Some may argue that translation is much more rigid than any kind of art form. After all, the process of translation in its simplest form consists of converting a sequence of words from one language to another, and that involves following definitions of words as if they were a roadmap or a set of rigid instructions. But the truth is that language consists of far more than simply a list of dictionary definitions. In fact, language is chock full of nuances in usage and construction, and to achieve a high quality translation requires human intelligence, an understanding of those nuances, and the creativity to reshape the original language into an articulate alternate form – one that is not only an accurate translation, but also one that retains the original style, tone and intent. Those nuances are not understood by any computer program. And our current level of artificial intelligence isn’t capable of the kind of creativity necessary for a top notch translation.

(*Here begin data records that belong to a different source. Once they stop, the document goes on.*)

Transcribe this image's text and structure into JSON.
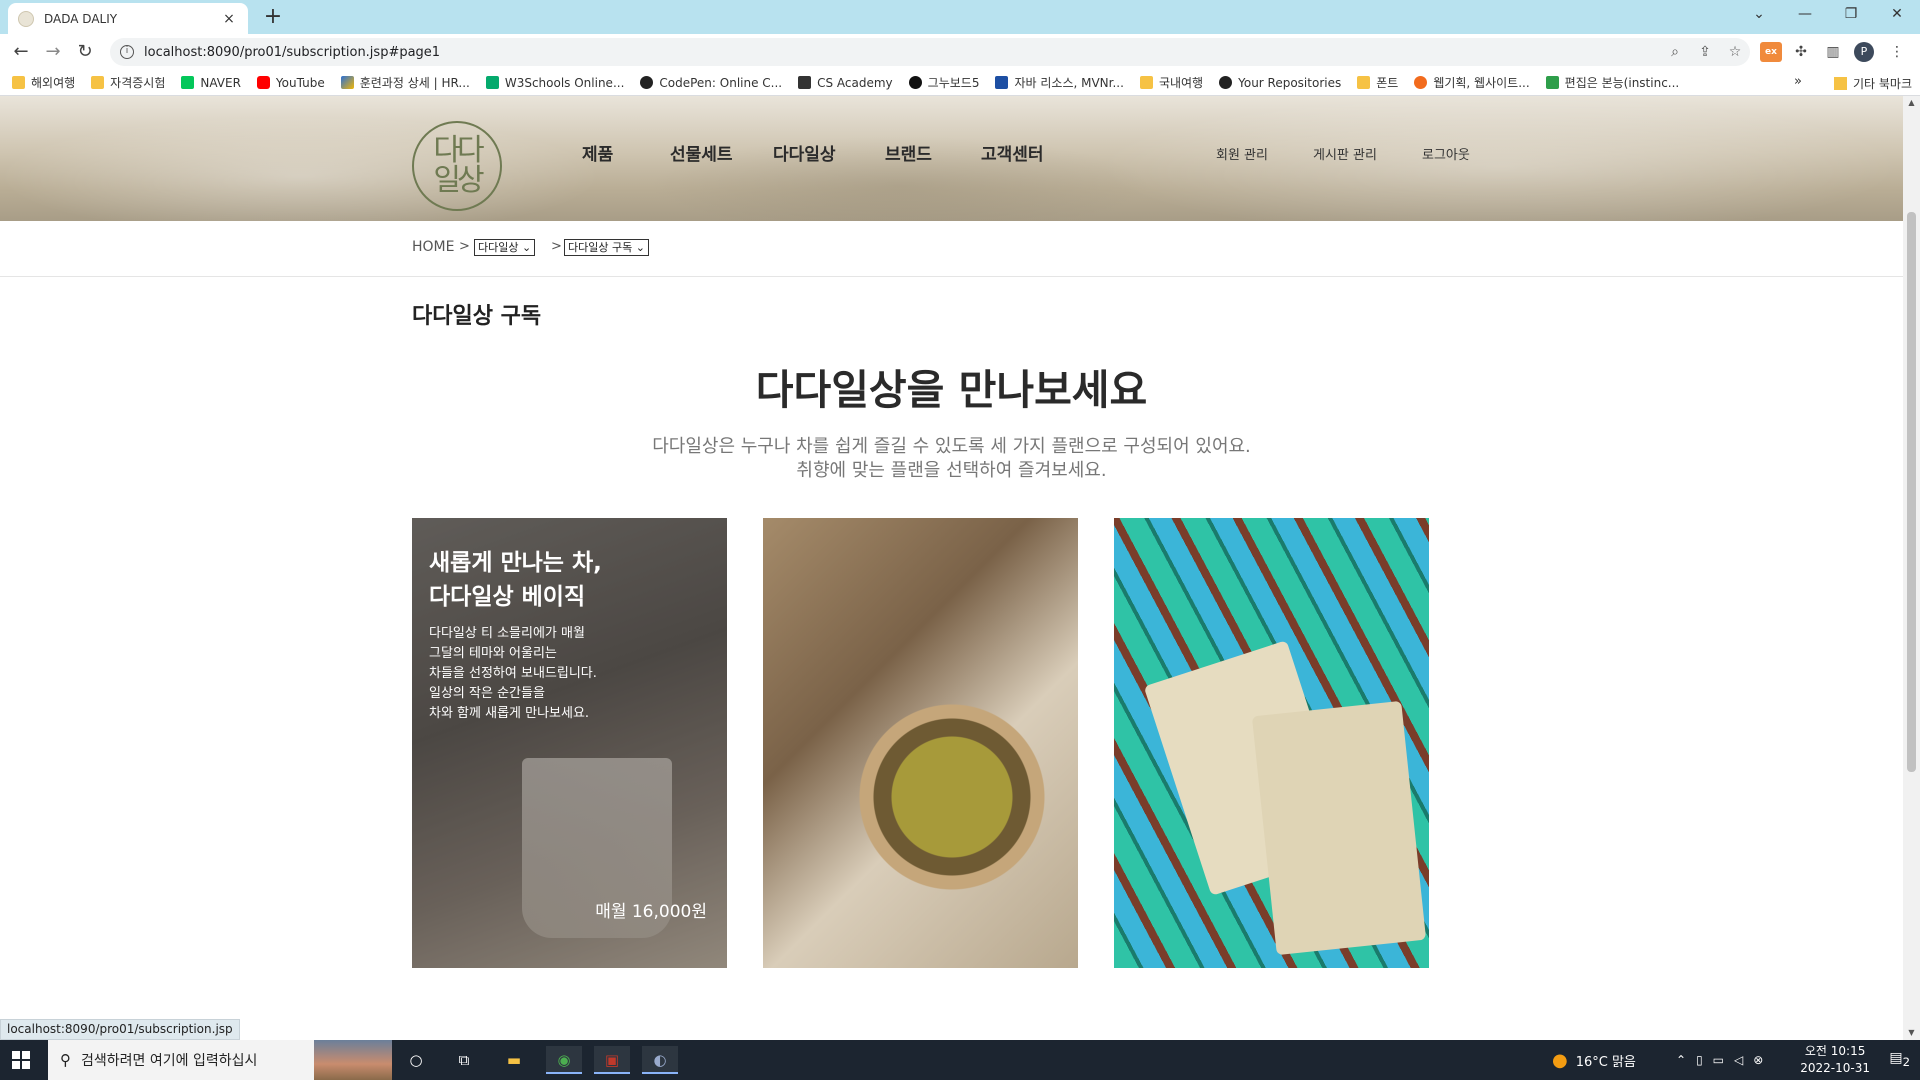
{
  "browser": {
    "tab_title": "DADA DALIY",
    "tab_close": "×",
    "new_tab": "+",
    "url": "localhost:8090/pro01/subscription.jsp#page1",
    "status_url": "localhost:8090/pro01/subscription.jsp",
    "bookmarks": [
      {
        "label": "해외여행",
        "icon": "folder-icon"
      },
      {
        "label": "자격증시험",
        "icon": "folder-icon"
      },
      {
        "label": "NAVER",
        "icon": "naver-icon"
      },
      {
        "label": "YouTube",
        "icon": "youtube-icon"
      },
      {
        "label": "훈련과정 상세 | HR...",
        "icon": "hrd-icon"
      },
      {
        "label": "W3Schools Online...",
        "icon": "w3schools-icon"
      },
      {
        "label": "CodePen: Online C...",
        "icon": "codepen-icon"
      },
      {
        "label": "CS Academy",
        "icon": "cs-academy-icon"
      },
      {
        "label": "그누보드5",
        "icon": "gnuboard-icon"
      },
      {
        "label": "자바 리소스, MVNr...",
        "icon": "mvn-icon"
      },
      {
        "label": "국내여행",
        "icon": "folder-icon"
      },
      {
        "label": "Your Repositories",
        "icon": "github-icon"
      },
      {
        "label": "폰트",
        "icon": "folder-icon"
      },
      {
        "label": "웹기획, 웹사이트...",
        "icon": "opera-icon"
      },
      {
        "label": "편집은 본능(instinc...",
        "icon": "green-check-icon"
      }
    ],
    "bookmarks_more": "»",
    "other_bookmarks": "기타 북마크"
  },
  "site": {
    "logo_text": "다다\n일상",
    "gnb": [
      "제품",
      "선물세트",
      "다다일상",
      "브랜드",
      "고객센터"
    ],
    "util": [
      "회원 관리",
      "게시판 관리",
      "로그아웃"
    ],
    "breadcrumb": {
      "home": "HOME",
      "sep": ">",
      "select1": "다다일상",
      "select2": "다다일상 구독"
    },
    "page_title": "다다일상 구독",
    "main_heading": "다다일상을 만나보세요",
    "sub_line1": "다다일상은 누구나 차를 쉽게 즐길 수 있도록 세 가지 플랜으로 구성되어 있어요.",
    "sub_line2": "취향에 맞는 플랜을 선택하여 즐겨보세요.",
    "cards": [
      {
        "heading": "새롭게 만나는 차,\n다다일상 베이직",
        "desc": "다다일상 티 소믈리에가 매월\n그달의 테마와 어울리는\n차들을 선정하여 보내드립니다.\n일상의 작은 순간들을\n차와 함께 새롭게 만나보세요.",
        "price": "매월 16,000원"
      },
      {
        "image": "green-tea-cup-photo"
      },
      {
        "image": "tea-bags-box-photo"
      }
    ]
  },
  "taskbar": {
    "search_placeholder": "검색하려면 여기에 입력하십시",
    "weather": "16°C  맑음",
    "time": "오전 10:15",
    "date": "2022-10-31",
    "notifications": "2"
  },
  "colors": {
    "tab_strip": "#b8e2ef",
    "logo_green": "#6f7a52",
    "taskbar": "#1c2530"
  }
}
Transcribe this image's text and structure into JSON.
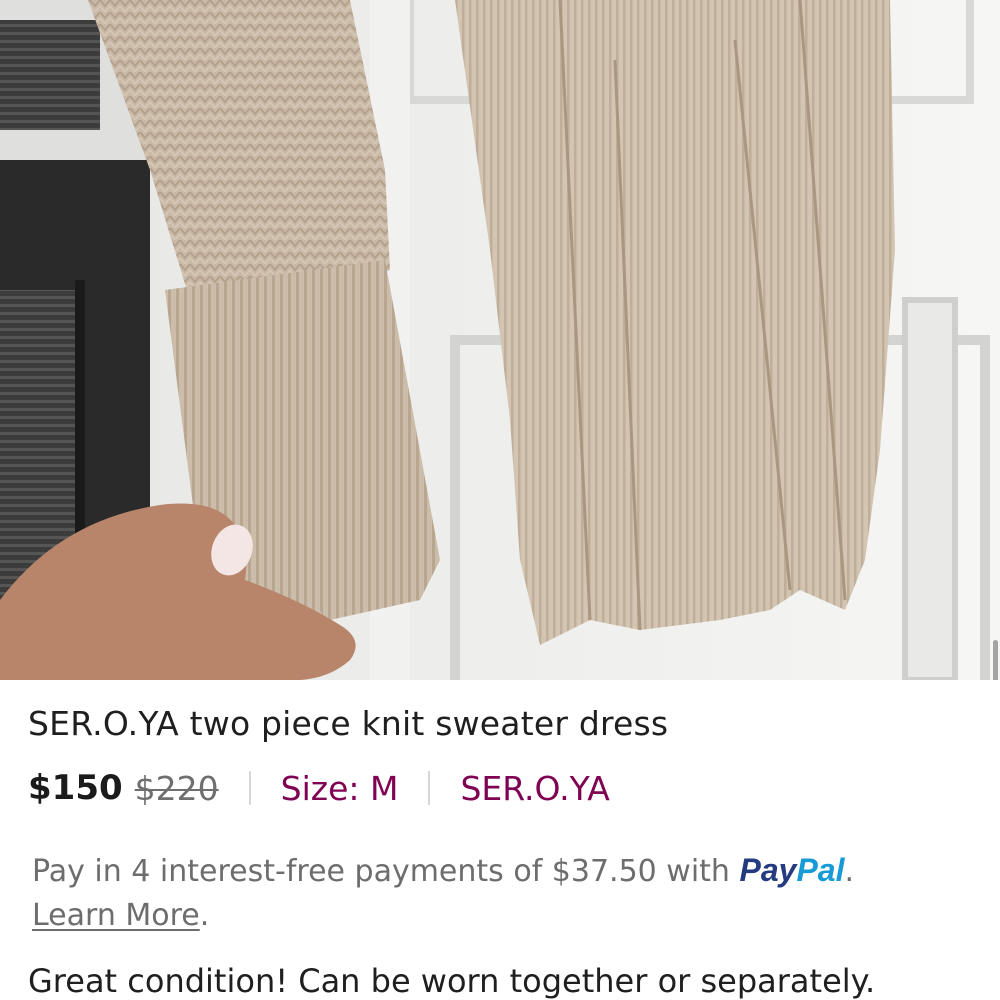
{
  "listing": {
    "title": "SER.O.YA two piece knit sweater dress",
    "price": "$150",
    "original_price": "$220",
    "size_label": "Size: M",
    "brand": "SER.O.YA",
    "paypal": {
      "text_before": "Pay in 4 interest-free payments of $37.50 with",
      "logo_part1": "Pay",
      "logo_part2": "Pal",
      "period_after_logo": ".",
      "learn_more": "Learn More",
      "period_after_link": "."
    },
    "description": "Great condition! Can be worn together or separately."
  },
  "photo": {
    "subject": "beige ribbed knit sweater dress held by hand against white door"
  },
  "colors": {
    "accent": "#7f0353",
    "paypal_dark": "#253b80",
    "paypal_light": "#179bd7",
    "text": "#1f1f1f",
    "muted": "#6d6d6d"
  }
}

Just as an artist interprets his or her subject through the lens of personal experience and interpretation, so the linguist brings that same personal point of view into play with a translation. Understanding the original intent of the source text requires not just a superficial knowledge of language, but also an appreciation for the author’s background, attitudes, and purpose. An excellent translation is much more than simply a string of words changed from one language to another; a high quality translation is an accurate interpretation of the original source text. And that interpretation is something that a machine – at least at this point in our technological age – is not capable of producing.

Still, machine translations do have some usefulness: if you need a simplistic translation of a message sent via social media, for example, or a quick translation of a particular word or phrase used in a novel you’re currently enjoying in your spare time. But if you need a high quality translation for your business, there is no substitute for a trained, experienced, human linguist.